- Jane Eyre by Charlotte Bronte In this essay I am going to analyse the novel ‘Jane Eyre’ by Charlotte Bronte. Jane is an orphaned child sent to live with her aunt and uncle. Her uncle was her last remaining blood relative and, since he died, she has been severely neglected. She is treated like a slave and is bullied by her cousins. She was locked in a room in which her uncle died in and thought that she saw a ghost of him and fainted. The owner of Lowood boarding school comes to talk to Mrs Reed about her attending the school and Mrs Reed in spite of Jane gives him false information about Jane, telling him that she is a liar....   [tags: Jane Eyre Charlotte Bronte Essays]

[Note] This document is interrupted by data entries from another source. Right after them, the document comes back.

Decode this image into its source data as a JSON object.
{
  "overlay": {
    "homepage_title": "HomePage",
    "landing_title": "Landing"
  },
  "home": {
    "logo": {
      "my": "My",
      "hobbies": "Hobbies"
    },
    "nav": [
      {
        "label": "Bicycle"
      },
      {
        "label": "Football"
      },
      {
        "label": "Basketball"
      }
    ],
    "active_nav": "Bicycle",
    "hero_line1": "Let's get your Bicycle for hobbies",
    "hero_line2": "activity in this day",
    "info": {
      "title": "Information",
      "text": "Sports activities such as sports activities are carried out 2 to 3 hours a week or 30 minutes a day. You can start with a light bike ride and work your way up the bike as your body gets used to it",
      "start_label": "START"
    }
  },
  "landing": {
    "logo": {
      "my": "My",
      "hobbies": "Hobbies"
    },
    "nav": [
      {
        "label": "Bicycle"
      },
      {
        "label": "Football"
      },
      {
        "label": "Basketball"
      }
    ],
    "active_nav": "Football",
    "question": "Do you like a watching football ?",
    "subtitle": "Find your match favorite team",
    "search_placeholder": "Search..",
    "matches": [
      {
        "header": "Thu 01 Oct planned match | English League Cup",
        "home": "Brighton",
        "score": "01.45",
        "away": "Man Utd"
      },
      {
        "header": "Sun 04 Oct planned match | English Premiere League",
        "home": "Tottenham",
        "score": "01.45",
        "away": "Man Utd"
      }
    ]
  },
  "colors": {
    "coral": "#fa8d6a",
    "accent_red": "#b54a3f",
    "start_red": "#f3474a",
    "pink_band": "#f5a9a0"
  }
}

Research Papers
1418 words (4.1 pages)

Charlotte Bronte's Childhood Influences to Become a Writer Essay examples

- Charlotte Bronte's Childhood Influences to Become a Writer Charlotte was born to in 1816 in Yorkshire to Patrick Bronte and his wife. She was one of six children, an averaged size family in those days. The family were moved to Haworth (a small village in the west Yorkshire moors) in 1820. Sadly a year later Mrs Bronte died leaving the six children in her sisters care. Charlotte had to cope with the death of a mother when she was very young and the death of her two elder sisters a few years later....   [tags: Charlotte Bronte Author Essays]

Free Essays
663 words (1.9 pages)

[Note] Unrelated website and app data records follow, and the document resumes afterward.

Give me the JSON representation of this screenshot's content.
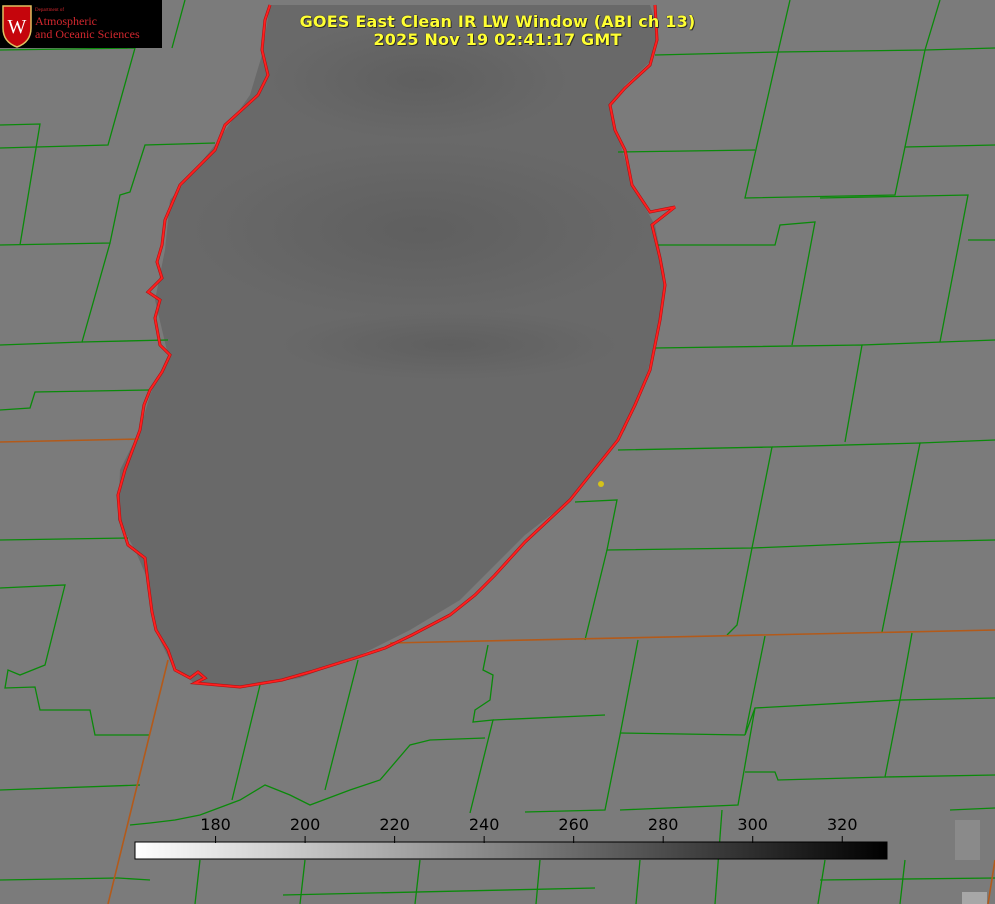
{
  "title": {
    "line1": "GOES East Clean IR LW Window (ABI ch 13)",
    "line2": "2025 Nov 19 02:41:17 GMT"
  },
  "logo": {
    "department": "Department of",
    "line1": "Atmospheric",
    "line2": "and Oceanic Sciences",
    "emblem_letter": "W"
  },
  "colorbar": {
    "min": 162,
    "max": 330,
    "ticks": [
      "180",
      "200",
      "220",
      "240",
      "260",
      "280",
      "300",
      "320"
    ],
    "ramp": "white-to-black"
  },
  "colors": {
    "county_lines": "#0a8a0a",
    "coastline": "#ff2020",
    "state_lines": "#b35a1a",
    "title": "#ffff33",
    "marker": "#d4c21a",
    "background": "#7b7b7b"
  }
}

The Use of Settings in Jane Eyre by Charlotte Brontë Essay

- The Use of Settings in Jane Eyre by Charlotte Brontë In this essay, I will be examining three different locations used in Charlotte Brontë’s novel ‘Jane Eyre’ and discussing their uses towards the story. The three settings I am to consider are the red-room at Gateshead Hall, Lowood Institution where Jane attends school, and Jane’s first sight at Thornfield Hall; the house in which she becomes employed as a Governess. The first setting I am going to discuss is the red-room at Gateshead Hall. Gateshead is the house in which Jane lives as a child after both her parents die....   [tags: Charlotte Bronte Jane Eyre Essays]

Research Papers
5739 words (16.4 pages)

Related Searches

  Jane confronted John Reed and was sent to the red room that she dreaded.  Later in the novel, when Mr. Rochester proposed to Jane, the departing of the two was strongly foreshadowed when “[the tree] had been struck by lighting… half of it split away” (244). Following this description, the truth of Mrs. Rochester was later revealed and Jane forced herself to leave Mr. Rochester. This once again assures the accuracy of the predicting weather. 

Charlotte Bronte was clever with her use of the weather to foreshadow upcoming moods and events.  Although this strategy followed a strict rule, the scenes in the novel were not expected or plain.  She gave the readers hints of what was to be expected, but only in the way to encourage the readers to read on.

NOTES

***VERY ORGANIZED AND WELL WRITTEN....REMEMBER TO USE CONSISTENT VERB TENSE!***
Return to 123HelpMe.com